§ EXERCISE INSTRUCTIONS: Pull every line that includes the word "JSON" from the data.

§ DATA RECORDS:
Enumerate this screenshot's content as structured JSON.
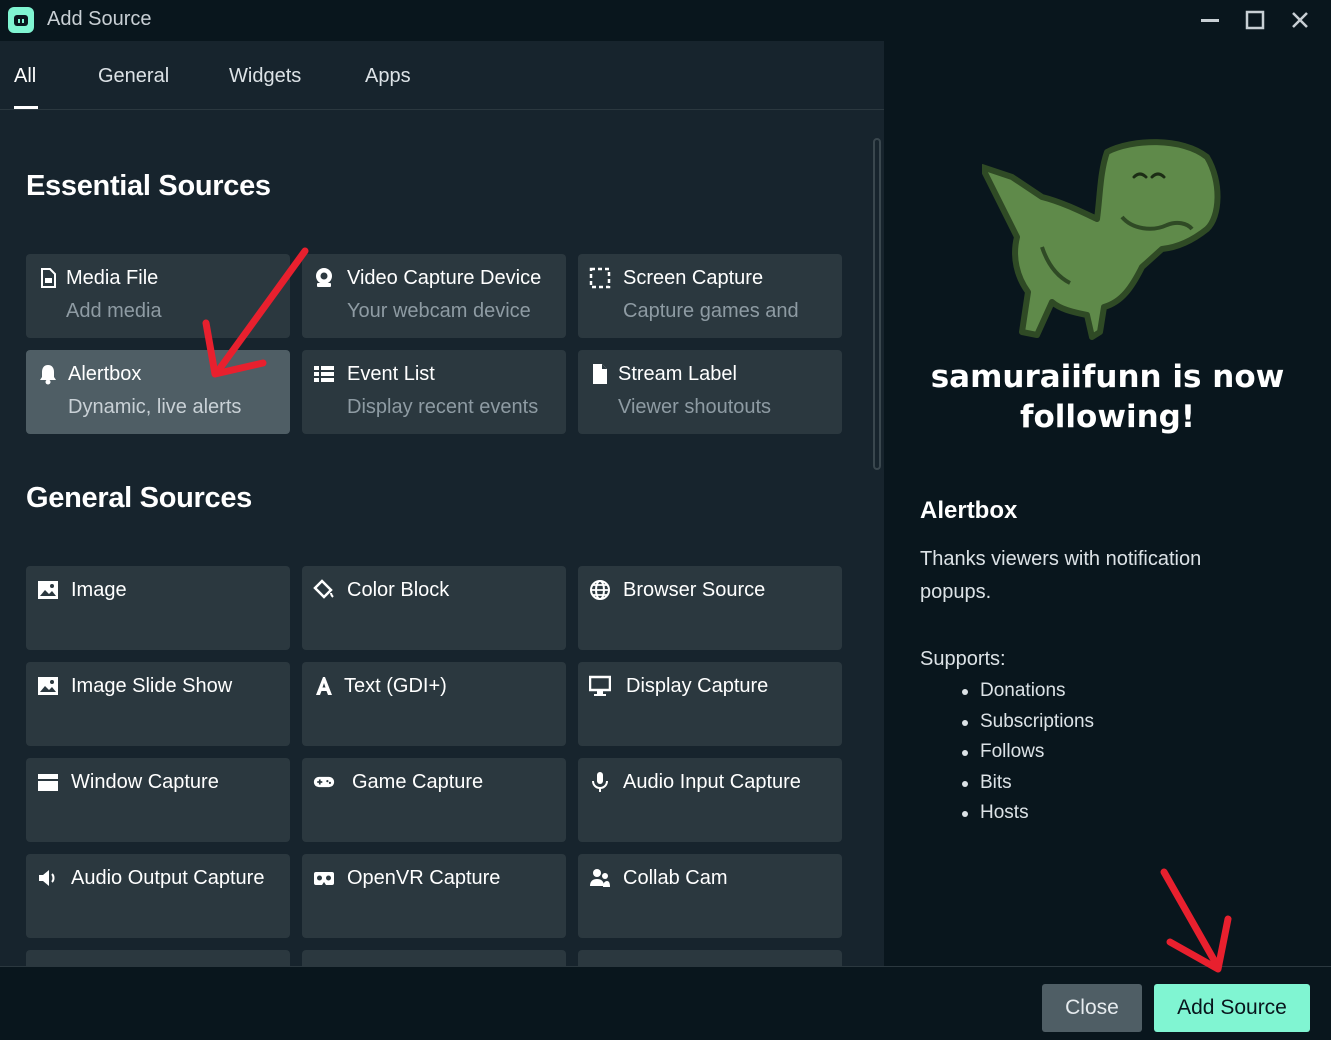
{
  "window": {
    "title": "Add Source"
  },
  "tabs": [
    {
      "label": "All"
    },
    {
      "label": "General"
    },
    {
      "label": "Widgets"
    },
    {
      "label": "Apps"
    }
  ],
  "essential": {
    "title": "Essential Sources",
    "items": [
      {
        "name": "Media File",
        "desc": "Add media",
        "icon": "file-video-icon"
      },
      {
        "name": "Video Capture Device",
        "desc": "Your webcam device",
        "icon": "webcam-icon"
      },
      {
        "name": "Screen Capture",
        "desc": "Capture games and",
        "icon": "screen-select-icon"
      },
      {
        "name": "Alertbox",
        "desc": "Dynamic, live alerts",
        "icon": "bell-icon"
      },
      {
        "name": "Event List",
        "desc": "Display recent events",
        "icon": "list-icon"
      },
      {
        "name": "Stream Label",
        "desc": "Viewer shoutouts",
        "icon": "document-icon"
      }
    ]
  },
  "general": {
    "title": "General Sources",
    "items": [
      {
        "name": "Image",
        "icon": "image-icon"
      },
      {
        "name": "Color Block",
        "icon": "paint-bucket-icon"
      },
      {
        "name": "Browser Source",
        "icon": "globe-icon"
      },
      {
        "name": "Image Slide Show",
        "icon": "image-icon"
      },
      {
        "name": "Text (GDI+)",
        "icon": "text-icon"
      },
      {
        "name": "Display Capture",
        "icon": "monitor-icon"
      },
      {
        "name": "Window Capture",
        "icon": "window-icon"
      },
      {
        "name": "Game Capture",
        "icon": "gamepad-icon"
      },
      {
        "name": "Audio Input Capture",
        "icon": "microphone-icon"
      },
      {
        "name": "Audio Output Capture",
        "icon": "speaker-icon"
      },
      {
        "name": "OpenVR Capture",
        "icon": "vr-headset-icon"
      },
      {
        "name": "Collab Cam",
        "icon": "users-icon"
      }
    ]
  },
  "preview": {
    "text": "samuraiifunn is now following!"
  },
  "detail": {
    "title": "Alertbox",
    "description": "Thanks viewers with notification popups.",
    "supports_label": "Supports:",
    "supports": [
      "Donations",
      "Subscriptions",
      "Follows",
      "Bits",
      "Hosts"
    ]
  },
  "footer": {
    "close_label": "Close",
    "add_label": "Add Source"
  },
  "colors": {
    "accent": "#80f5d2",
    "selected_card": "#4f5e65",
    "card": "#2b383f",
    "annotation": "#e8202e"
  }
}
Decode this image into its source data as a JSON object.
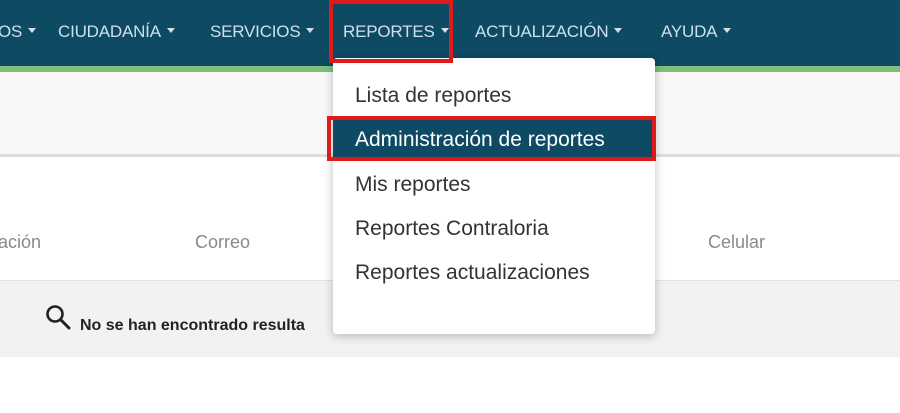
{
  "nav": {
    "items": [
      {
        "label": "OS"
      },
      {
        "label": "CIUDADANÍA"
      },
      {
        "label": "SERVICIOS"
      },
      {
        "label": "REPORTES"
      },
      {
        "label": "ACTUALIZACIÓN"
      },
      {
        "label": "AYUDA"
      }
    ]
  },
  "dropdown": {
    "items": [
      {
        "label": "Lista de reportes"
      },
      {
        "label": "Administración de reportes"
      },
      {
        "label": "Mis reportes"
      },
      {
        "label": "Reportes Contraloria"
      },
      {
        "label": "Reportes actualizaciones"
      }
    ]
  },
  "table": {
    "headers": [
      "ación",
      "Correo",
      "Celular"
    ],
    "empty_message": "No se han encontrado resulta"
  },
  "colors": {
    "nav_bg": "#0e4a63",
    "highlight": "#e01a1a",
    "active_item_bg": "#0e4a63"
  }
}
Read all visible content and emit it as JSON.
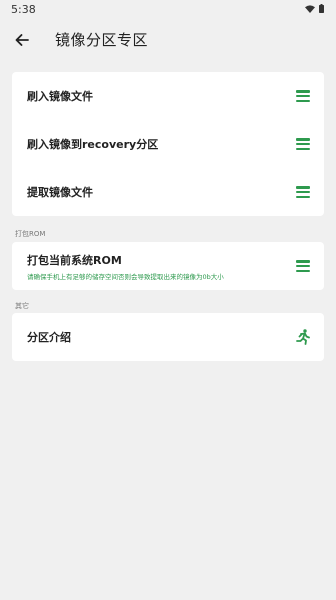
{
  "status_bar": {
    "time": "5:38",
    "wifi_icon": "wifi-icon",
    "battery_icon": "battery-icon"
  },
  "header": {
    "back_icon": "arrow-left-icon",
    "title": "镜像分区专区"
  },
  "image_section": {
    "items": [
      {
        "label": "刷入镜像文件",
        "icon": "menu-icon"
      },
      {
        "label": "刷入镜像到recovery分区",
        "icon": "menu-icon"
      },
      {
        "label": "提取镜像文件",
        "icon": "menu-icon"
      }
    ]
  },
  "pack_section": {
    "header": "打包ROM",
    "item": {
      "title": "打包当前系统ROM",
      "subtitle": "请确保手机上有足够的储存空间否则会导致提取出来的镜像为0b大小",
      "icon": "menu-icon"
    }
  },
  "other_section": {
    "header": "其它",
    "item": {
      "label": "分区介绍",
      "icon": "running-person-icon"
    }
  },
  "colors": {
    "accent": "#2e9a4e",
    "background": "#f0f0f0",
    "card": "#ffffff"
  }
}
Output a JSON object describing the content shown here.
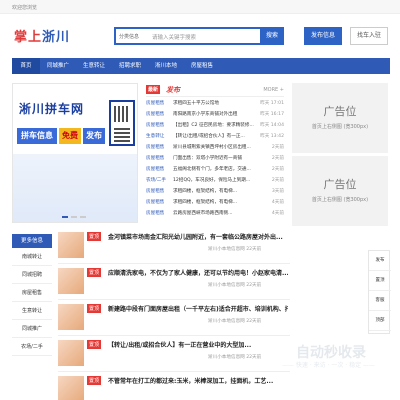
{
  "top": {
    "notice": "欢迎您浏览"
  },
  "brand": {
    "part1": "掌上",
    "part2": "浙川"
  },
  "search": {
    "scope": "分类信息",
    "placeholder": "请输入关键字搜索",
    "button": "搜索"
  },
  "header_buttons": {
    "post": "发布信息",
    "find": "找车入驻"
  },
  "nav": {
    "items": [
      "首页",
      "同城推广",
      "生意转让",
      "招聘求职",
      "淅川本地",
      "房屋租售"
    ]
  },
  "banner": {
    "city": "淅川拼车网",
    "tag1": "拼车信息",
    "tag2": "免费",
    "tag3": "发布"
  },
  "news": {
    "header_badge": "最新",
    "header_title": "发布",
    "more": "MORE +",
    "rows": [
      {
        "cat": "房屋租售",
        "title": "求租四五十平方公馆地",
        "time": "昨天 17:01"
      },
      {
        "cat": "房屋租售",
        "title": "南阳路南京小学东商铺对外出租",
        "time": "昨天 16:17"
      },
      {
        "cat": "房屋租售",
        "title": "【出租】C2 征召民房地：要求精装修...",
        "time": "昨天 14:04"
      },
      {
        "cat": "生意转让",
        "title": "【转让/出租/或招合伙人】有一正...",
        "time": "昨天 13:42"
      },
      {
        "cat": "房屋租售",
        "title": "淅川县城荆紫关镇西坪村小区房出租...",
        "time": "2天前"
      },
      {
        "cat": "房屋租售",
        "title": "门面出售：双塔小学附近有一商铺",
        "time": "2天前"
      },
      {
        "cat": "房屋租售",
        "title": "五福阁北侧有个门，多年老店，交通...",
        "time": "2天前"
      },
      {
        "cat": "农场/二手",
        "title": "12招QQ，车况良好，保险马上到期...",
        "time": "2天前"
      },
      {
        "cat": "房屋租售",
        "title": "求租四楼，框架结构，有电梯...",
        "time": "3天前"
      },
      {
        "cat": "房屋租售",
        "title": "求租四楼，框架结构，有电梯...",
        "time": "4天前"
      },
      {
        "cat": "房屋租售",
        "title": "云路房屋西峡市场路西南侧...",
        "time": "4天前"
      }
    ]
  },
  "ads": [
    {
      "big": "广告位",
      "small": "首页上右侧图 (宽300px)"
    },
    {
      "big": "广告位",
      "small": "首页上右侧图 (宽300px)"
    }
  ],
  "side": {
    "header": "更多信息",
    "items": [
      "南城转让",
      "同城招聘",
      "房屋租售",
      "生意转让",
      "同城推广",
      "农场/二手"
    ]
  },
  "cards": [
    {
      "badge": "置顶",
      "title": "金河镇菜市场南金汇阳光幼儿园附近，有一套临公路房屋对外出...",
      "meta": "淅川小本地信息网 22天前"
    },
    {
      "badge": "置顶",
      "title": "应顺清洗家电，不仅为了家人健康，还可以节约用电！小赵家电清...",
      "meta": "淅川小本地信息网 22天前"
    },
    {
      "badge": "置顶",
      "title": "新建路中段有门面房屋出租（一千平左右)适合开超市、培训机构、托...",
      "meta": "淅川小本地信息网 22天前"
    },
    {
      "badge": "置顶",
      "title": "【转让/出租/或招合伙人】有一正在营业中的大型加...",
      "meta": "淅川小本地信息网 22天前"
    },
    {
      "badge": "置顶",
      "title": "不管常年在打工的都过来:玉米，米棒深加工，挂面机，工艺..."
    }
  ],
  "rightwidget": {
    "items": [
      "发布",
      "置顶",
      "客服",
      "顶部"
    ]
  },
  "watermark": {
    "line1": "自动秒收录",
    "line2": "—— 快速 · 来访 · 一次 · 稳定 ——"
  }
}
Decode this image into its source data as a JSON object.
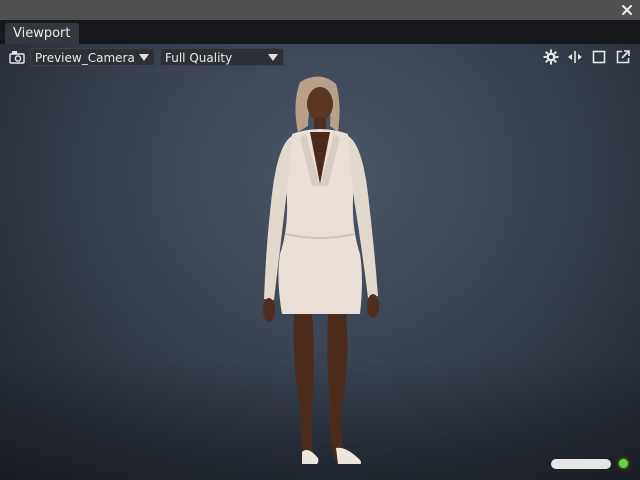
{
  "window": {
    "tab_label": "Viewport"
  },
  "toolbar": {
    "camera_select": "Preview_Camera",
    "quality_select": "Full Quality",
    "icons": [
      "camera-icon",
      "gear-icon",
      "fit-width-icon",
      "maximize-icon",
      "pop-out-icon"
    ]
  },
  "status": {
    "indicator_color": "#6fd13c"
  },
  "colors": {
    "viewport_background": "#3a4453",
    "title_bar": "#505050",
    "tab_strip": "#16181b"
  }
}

§ WRITTEN RESPONSE:
Enumerate this screenshot's content as structured JSON.
Decode this image into its source data as a JSON object.
Read all visible content and emit it as JSON.
Output a JSON object describing the content shown here.
Decode this image into its source data as a JSON object.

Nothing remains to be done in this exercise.